You’ve read the hype — gelatin, collagen supplements, even bone broth will ease your arthritis. But can collagen supplements or bone broth really help your arthritis?
Continue reading Are Collagen Supplements Helpful for Arthritis?
Rather than rely completely on conventional Western medications, some people with arthritis also look to herbal products – and the expertise of an herbalist — to provide natural relief for their symptoms.
Continue reading Should You See an Herbalist for Arthritis?

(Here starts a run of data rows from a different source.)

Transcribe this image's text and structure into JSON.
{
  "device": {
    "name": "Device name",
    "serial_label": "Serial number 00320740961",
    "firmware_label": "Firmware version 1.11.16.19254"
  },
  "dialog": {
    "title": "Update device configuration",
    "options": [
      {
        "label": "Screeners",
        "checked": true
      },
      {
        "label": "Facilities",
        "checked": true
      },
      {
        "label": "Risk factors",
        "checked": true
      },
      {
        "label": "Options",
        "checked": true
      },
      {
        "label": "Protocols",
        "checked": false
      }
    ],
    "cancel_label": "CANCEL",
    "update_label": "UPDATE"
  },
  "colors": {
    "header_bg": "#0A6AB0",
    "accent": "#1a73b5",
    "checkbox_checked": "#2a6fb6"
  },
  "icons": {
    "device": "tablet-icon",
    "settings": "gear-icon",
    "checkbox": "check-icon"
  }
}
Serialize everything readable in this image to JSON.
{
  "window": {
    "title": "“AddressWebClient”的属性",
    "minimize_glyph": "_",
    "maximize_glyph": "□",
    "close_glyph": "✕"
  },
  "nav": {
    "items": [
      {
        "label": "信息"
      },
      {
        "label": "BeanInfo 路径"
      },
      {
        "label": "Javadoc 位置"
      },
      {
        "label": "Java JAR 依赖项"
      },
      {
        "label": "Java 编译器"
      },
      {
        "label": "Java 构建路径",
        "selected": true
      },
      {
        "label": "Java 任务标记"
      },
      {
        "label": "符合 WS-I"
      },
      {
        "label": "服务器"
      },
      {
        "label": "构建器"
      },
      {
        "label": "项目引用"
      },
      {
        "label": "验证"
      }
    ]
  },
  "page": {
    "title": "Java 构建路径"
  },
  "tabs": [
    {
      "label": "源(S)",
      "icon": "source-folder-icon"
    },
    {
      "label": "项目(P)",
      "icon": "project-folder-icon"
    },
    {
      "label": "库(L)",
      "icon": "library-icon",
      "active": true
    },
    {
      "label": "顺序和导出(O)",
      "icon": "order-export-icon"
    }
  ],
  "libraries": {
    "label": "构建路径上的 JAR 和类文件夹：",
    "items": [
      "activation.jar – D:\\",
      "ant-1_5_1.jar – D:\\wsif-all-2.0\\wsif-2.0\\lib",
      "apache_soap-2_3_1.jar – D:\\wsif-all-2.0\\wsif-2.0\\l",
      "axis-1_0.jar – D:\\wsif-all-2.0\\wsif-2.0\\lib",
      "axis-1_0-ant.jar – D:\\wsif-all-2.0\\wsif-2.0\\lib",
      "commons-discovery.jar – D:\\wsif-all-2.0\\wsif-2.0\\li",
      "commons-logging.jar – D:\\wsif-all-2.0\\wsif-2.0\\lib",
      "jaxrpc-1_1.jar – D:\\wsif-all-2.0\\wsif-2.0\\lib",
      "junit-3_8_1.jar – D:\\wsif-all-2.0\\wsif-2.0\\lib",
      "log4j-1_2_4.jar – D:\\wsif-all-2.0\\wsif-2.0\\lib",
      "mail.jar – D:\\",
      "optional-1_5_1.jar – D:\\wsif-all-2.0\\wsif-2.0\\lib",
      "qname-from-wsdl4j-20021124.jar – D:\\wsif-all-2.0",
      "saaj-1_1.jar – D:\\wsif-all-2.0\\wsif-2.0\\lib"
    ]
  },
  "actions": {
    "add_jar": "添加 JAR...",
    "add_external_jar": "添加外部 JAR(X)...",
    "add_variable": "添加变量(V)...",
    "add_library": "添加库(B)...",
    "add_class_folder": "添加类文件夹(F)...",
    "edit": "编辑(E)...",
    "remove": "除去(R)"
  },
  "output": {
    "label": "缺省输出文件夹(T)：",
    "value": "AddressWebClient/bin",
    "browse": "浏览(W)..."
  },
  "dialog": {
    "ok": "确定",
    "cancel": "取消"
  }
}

The Food and Drug Administration (FDA) oversees supplements, so any vitamins and herbs you buy for arthritis symptoms, whether at the store, online or even at your doctor’s office must be safe – right? Not necessarily. Although every over-the-counter (OTC) drug must have been proven safe and effective before it’s released, FDA regulations only require that supplements must not be “adulterated” or “misbranded,” and asking manufacturers and distributors to follow safety requirements of the FDA and the Dietary Supplement Health and Education Act (DSHEA) of 1994.
If the FDA uncovers violations, it issues a warning or may recall the product. “But the process can take months and even years. In the meantime, potentially harmful products continue to be sold,” says Pieter Cohen, MD, an internist at Cambridge Health Alliance, assistant professor of medicine at Harvard Medical School in Boston and a leading expert on supplement safety. (FDA.gov reveals just a handful of recalls in the past year, for issues including salmonella contamination and undeclared ingredients.)
Continue reading Pick a Safer Supplement for Arthritis